- EXERCISE OBJECTIVE:
Find the word "Employee" in the listing below. Copy every line that has it.

BEGIN

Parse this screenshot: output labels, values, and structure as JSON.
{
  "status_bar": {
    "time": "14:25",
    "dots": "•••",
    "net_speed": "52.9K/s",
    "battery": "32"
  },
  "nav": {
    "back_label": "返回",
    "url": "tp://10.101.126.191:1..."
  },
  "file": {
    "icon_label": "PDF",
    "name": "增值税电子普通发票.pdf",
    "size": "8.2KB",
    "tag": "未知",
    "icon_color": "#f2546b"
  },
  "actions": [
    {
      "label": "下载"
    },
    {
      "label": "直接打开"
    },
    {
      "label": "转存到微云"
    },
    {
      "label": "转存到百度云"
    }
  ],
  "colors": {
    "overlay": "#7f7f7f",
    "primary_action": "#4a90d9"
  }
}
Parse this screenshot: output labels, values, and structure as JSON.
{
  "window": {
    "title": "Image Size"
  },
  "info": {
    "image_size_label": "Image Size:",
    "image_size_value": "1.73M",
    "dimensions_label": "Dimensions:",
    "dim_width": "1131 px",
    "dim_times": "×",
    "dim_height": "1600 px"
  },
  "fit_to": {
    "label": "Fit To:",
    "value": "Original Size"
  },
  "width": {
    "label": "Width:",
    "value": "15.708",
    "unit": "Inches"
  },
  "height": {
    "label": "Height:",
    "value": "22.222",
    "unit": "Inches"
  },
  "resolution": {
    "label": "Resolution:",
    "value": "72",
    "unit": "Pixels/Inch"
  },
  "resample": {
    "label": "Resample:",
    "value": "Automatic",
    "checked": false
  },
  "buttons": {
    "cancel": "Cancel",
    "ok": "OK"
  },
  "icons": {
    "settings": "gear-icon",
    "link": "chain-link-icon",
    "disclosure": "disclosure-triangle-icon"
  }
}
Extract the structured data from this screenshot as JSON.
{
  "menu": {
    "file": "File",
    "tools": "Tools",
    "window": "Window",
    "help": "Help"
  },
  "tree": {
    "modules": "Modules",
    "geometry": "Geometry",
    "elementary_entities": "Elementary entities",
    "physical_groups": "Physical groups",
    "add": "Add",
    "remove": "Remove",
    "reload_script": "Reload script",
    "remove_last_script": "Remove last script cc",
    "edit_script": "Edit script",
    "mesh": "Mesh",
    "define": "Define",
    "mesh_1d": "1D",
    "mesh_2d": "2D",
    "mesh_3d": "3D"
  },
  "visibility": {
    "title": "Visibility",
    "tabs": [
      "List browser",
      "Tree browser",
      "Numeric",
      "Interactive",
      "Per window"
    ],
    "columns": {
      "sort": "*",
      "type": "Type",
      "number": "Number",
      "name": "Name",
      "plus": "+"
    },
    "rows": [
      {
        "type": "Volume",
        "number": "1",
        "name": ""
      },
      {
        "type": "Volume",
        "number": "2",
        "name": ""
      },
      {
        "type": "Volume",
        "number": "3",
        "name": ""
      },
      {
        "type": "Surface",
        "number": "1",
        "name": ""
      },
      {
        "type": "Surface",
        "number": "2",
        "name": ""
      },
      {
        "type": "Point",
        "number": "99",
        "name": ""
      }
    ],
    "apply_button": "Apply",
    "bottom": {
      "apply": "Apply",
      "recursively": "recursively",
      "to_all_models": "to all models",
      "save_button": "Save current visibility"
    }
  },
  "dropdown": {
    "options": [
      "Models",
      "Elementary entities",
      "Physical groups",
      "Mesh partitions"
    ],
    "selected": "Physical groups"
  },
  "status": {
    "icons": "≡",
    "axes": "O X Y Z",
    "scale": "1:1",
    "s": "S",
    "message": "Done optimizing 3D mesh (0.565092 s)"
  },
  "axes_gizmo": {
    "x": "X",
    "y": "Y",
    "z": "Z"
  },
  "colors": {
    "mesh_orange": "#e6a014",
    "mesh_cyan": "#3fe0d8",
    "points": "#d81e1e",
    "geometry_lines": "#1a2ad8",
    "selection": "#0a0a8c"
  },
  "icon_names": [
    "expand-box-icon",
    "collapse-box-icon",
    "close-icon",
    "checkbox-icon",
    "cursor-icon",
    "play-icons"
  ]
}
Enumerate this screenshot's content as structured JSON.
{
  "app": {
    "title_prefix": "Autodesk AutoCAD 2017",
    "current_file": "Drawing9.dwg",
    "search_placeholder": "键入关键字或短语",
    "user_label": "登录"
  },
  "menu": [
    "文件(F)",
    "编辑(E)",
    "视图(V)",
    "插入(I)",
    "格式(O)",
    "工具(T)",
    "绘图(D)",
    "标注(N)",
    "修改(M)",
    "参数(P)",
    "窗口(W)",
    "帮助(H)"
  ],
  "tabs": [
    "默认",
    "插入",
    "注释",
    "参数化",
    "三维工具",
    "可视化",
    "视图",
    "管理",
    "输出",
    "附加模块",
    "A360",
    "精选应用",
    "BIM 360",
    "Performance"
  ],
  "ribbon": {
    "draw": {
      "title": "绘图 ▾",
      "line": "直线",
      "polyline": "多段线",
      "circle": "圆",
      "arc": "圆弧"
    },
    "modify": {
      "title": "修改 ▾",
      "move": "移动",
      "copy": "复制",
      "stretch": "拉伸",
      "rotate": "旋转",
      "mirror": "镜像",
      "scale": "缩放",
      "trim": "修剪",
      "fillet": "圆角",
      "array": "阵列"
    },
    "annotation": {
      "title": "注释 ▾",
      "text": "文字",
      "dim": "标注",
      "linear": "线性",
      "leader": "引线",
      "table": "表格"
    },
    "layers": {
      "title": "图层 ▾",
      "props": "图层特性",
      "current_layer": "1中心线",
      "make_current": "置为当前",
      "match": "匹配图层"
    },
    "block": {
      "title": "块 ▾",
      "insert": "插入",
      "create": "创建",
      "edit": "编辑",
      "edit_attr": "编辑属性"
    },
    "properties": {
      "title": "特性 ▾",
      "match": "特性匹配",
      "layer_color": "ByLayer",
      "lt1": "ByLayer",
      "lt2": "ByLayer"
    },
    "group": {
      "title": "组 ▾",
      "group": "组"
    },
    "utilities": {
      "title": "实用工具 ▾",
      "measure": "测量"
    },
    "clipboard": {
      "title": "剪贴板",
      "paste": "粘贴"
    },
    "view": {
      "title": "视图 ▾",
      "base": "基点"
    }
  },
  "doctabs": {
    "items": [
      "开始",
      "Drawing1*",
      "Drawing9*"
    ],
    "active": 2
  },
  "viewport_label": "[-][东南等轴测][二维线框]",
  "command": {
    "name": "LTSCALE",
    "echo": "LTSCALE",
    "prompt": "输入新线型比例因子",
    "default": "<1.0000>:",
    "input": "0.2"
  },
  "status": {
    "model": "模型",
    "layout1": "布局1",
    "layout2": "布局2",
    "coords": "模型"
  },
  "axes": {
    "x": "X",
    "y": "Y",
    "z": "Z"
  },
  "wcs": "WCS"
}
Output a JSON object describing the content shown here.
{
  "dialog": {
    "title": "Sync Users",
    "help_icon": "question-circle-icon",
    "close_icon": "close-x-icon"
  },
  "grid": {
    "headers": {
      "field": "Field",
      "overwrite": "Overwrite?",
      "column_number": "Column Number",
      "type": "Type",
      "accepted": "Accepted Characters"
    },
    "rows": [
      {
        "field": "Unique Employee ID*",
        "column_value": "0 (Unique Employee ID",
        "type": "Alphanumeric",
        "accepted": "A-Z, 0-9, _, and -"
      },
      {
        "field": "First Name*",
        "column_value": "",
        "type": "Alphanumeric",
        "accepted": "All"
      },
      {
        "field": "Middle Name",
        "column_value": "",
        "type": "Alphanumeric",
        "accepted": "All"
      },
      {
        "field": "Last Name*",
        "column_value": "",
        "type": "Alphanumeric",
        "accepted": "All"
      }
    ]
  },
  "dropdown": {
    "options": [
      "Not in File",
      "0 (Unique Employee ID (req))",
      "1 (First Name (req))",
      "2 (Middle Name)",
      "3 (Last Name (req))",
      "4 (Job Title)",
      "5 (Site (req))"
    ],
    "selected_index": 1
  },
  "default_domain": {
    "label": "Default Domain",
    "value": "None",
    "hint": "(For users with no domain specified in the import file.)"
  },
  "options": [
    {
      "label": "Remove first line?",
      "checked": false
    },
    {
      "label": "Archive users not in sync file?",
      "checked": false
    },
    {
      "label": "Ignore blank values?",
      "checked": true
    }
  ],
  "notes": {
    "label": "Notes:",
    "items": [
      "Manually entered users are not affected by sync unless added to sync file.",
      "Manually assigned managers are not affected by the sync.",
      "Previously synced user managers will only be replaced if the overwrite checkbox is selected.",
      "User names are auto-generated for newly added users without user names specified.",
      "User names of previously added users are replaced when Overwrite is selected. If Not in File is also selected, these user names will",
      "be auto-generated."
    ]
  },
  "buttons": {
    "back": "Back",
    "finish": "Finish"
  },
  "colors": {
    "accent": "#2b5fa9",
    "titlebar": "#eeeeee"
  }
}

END

- TASK RESULT:
        "field": "Unique Employee ID*",
        "column_value": "0 (Unique Employee ID",
      "0 (Unique Employee ID (req))",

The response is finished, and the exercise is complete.